The most unexpected hurdle on this project was finding a building location. It took over a year to locate a place that met my requirements. The solution was a qualified and backbreaking success. The location I found (in fact, the only one I found) was an unused pole barn with a dirt floor in the back of a defunct lumberyard with an owner who was looking to eek some money out of his property. It took a year of my time to get the place closed in, insulated, a concrete floor poured, heat, electricity, lighting, plumbing and ventilation installed, and my tools up and running. It was "The Project Before the Project," but the work up front has given me the professional work space needed to build a professional quality boat.

A project on this scale is essentially a constantly evolving matrix of time and money. My up-front costs, in time to locate and build a boat shop, and the price of the monthly rent, were significantly greater than I had budgeted, but they have paid dividends in efficient workflow over the life of the project.

(above) A new section of quarter deck taking form under the vacuum bag and warming lights.

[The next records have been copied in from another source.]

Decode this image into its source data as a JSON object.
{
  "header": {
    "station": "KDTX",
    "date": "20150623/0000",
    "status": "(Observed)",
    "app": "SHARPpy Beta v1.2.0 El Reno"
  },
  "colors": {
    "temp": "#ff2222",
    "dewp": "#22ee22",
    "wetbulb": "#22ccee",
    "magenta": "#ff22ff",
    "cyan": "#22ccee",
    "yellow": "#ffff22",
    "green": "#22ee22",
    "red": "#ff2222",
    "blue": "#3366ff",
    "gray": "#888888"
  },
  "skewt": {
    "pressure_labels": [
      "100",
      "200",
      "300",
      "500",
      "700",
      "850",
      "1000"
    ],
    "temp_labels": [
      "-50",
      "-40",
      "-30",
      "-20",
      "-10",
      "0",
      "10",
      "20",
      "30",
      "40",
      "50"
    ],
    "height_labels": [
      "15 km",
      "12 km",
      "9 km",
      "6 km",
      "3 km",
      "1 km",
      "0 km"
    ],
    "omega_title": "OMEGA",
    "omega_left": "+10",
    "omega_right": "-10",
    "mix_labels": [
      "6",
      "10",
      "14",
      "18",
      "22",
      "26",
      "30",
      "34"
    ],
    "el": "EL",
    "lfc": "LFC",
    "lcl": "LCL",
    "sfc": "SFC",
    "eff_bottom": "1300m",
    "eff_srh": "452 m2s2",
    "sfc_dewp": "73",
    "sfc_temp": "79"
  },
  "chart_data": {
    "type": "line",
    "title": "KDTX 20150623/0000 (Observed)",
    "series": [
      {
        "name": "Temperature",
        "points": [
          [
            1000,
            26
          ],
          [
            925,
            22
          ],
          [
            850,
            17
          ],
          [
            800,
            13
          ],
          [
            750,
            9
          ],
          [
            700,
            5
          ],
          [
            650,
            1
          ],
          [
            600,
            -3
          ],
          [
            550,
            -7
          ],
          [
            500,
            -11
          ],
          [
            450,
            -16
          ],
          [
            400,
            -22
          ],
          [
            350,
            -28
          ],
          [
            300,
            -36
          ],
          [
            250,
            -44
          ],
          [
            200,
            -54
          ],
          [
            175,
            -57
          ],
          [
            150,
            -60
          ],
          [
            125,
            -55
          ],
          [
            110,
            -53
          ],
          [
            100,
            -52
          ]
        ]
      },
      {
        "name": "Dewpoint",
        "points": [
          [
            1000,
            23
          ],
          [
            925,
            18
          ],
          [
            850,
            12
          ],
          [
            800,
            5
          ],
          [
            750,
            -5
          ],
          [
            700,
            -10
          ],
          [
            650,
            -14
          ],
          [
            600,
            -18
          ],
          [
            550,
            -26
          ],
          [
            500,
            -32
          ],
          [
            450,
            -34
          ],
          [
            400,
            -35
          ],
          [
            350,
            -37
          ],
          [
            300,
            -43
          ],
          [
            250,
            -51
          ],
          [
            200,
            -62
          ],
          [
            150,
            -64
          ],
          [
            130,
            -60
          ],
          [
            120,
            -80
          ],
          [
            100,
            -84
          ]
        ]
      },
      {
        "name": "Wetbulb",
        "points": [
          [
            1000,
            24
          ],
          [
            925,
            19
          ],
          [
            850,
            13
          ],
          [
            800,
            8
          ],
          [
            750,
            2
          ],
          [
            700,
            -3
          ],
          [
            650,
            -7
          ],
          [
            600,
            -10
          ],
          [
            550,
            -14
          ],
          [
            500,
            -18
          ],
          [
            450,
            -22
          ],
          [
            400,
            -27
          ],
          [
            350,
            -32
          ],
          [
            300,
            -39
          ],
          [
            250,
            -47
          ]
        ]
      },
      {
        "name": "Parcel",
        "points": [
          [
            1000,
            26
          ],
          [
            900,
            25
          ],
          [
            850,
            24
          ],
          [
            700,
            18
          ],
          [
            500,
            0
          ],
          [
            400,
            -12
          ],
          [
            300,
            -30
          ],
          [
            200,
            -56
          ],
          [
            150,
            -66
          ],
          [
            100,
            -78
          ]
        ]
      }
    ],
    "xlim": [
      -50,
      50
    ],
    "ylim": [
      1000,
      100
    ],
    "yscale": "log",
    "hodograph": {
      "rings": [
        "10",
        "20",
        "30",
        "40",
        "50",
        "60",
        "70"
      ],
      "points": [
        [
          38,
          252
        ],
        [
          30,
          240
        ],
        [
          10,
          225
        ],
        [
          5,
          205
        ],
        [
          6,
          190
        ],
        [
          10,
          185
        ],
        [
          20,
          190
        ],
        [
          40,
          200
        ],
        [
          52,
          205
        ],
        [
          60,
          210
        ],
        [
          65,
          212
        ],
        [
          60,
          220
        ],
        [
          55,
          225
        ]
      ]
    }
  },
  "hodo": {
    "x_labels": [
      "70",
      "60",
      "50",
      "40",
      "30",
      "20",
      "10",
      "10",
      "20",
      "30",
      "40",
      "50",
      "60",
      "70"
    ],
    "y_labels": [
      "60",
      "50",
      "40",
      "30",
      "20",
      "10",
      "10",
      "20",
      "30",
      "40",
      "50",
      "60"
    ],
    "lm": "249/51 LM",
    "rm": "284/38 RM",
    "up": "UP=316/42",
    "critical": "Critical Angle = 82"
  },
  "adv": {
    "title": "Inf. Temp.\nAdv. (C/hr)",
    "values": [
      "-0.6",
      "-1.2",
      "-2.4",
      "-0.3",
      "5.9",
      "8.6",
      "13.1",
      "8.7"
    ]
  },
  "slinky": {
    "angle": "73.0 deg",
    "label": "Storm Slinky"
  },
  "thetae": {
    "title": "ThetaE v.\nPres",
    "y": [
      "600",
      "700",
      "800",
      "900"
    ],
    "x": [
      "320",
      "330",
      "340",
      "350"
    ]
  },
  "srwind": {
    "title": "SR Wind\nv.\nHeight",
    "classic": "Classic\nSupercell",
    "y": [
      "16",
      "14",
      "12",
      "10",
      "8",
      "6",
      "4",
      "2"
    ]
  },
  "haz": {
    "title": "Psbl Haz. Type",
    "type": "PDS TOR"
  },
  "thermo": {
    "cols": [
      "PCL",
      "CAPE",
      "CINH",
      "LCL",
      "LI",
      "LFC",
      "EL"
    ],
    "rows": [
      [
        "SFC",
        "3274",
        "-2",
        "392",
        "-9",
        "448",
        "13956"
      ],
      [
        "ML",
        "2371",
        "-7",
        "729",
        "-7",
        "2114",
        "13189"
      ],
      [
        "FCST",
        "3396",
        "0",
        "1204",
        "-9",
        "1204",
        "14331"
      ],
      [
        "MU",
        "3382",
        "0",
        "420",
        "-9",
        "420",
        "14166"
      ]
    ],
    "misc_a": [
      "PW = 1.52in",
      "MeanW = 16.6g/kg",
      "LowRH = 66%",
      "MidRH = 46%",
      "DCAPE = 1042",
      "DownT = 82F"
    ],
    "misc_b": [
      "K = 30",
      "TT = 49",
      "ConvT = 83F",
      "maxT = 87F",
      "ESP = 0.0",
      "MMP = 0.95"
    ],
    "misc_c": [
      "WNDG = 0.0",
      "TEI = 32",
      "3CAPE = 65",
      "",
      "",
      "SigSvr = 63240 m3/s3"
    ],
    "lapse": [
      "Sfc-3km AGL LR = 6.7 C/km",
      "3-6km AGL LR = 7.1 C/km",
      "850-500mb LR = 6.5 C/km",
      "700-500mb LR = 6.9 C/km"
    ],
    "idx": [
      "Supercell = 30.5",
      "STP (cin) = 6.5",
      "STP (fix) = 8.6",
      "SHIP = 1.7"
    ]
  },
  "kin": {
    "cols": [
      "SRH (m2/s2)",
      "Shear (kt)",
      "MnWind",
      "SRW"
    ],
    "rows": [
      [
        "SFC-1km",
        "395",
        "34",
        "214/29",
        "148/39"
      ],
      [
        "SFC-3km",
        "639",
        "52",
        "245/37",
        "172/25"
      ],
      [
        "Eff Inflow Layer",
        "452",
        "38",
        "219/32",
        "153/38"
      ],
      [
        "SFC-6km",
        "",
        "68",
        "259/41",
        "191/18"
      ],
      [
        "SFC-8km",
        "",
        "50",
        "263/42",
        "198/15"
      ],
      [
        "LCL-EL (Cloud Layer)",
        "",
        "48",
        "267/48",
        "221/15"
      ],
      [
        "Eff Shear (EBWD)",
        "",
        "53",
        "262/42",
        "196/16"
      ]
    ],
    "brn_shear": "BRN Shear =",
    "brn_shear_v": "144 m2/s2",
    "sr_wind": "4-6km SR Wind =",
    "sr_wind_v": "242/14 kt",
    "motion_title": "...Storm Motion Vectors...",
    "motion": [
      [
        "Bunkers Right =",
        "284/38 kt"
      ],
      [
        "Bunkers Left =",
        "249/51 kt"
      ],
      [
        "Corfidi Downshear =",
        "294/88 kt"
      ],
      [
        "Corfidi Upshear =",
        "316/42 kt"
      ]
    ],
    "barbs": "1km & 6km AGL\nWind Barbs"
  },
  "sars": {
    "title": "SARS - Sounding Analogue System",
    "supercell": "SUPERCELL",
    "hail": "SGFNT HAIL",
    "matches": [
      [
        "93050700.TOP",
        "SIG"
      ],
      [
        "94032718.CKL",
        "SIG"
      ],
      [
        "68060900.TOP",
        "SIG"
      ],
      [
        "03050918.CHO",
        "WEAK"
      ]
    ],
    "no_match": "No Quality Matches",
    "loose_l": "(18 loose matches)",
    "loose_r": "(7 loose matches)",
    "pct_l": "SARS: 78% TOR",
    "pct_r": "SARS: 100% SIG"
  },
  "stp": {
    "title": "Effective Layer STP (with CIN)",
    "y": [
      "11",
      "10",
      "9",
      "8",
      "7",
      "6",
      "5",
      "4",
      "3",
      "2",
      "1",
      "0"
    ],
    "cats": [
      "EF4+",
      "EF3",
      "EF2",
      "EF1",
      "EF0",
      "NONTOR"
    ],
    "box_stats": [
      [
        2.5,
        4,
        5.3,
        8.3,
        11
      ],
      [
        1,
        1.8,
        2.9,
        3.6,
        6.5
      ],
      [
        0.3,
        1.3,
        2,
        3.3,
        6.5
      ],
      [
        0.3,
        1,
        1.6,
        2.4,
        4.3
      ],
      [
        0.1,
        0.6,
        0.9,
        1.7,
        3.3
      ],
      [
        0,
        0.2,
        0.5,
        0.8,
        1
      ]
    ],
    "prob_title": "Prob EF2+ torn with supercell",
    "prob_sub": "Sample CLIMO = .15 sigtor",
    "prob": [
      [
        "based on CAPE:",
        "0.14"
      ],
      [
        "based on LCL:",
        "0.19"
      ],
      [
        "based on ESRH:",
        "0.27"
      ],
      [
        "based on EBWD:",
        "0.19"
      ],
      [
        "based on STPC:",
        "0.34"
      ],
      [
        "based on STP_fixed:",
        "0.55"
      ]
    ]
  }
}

A boat shop needs to be able to adapt to the various and often incompatible fabrication techiques of wood, metal, plastic and FRP relatively quickly. In a small shop that presents some unique problems. To work with fiberglass, for example, my shop has evolved some of the features detailed above.